With the COVID-19 pandemic, educators were forced to rapidly move their courses online and engage in “emergency remote education.” Scholars in the area of online education note that emergency remote classes do not necessarily resemble planned online courses, and lack of training for online teaching may hamper effectiveness.5 This may potentially result in education gaps for students navigating new online courses. While many states halted testing in the beginning of the pandemic, early assessments of the COVID-19 pandemic on third through eighth grade students indicate reading scores were maintained, but a 5 to 10 percentile drop in math scores. A major caveat in the study is data missing for the most vulnerable students, who may lack access to technology needed to participate.6
Accessing online learning requires internet access, which may be limited for some students. Online tools can also be used within in-person instruction at schools.In 2018, the FCC updated their per-student recommendations for K-12 schools from 0.1Mbps (100kbps) to 1 Mbps (1000kbps) to support the use of online tools in the classroom. Based on data from schools participating in the federal eRate program, the Connect K12 nonprofit reports that 40% of school districts in Missouri have 1 Mbps per student.7 For students learning outside of the classroom, bandwidth needs will depend on mode of instruction (for example, video conferencing). Broadband access is disproportionately limited for low-income households relative to higher-income households.8 Likewise, low-income households are more limited in availability of desktop or laptop computers.9
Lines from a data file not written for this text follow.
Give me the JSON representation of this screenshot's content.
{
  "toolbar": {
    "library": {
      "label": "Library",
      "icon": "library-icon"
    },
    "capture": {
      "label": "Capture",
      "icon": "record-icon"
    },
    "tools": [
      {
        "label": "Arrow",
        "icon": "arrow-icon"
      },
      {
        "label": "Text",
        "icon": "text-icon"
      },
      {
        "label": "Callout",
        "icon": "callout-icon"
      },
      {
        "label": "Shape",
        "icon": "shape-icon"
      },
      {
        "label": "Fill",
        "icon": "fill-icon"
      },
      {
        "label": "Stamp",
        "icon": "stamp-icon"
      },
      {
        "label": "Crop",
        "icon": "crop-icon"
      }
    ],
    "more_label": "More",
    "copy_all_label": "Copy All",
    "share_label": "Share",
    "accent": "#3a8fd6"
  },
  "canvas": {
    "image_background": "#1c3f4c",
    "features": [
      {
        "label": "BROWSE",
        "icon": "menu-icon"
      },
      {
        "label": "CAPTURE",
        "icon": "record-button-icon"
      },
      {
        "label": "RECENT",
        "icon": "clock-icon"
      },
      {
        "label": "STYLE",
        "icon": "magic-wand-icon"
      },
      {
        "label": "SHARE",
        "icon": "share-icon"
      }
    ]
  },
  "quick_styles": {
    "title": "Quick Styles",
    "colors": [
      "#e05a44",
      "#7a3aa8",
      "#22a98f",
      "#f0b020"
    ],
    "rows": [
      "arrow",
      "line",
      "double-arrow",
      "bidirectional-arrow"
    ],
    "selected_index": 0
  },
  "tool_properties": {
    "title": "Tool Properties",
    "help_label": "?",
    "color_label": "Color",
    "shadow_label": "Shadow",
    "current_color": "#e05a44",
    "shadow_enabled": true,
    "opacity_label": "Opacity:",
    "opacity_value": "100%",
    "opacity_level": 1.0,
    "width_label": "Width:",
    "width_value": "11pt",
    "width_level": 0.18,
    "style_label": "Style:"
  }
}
Online learning has the potential to both help and harm marginalized students. Online learning offers opportunities for students unable or less able to attend classes in-person, including disabled or distance students; likewise, asynchronous classes may open possibilities for nontraditional students who may have full time employment and/or caretaker responsibilities. However, studies have identified online education can have adverse impacts for students lacking training in technology and self-directed learning skills, and may widen inequity.1 0 In particular, for-profit colleges target low-income and minoritized students and have shown high levels of student dissatisfaction, sometimes resulting in high student debt lacking the financial benefits traditionally associated with higher education.4
Missouri offers online education for grades K-12 through Missouri Course Access and Virtual School Program (MOCAP) , previously known as Missouri Virtual Instruction Program (MOVIP) which is codified in § 161.670, RSMo and administered by the Missouri Department of Elementary and Secondary Education.1 1 At least 23 states have some form of virtual schools, which typically offer courses but not diplomas or other school functions.1 2 Challenges for these programs include addressing how to allocate funding and how to ensure quality with legitimate accreditation, auditing and assessment.1 3 Currently, MOCAP students are counted in the attendance of the school districts in which they reside. Proposed legislation could change how state funding is allocated to MOCAP based on the number of students enrolled, and also prevent districts from stopping students from enrolling in MOCAP if seen as not being in their best interests, instead giving final say to parents.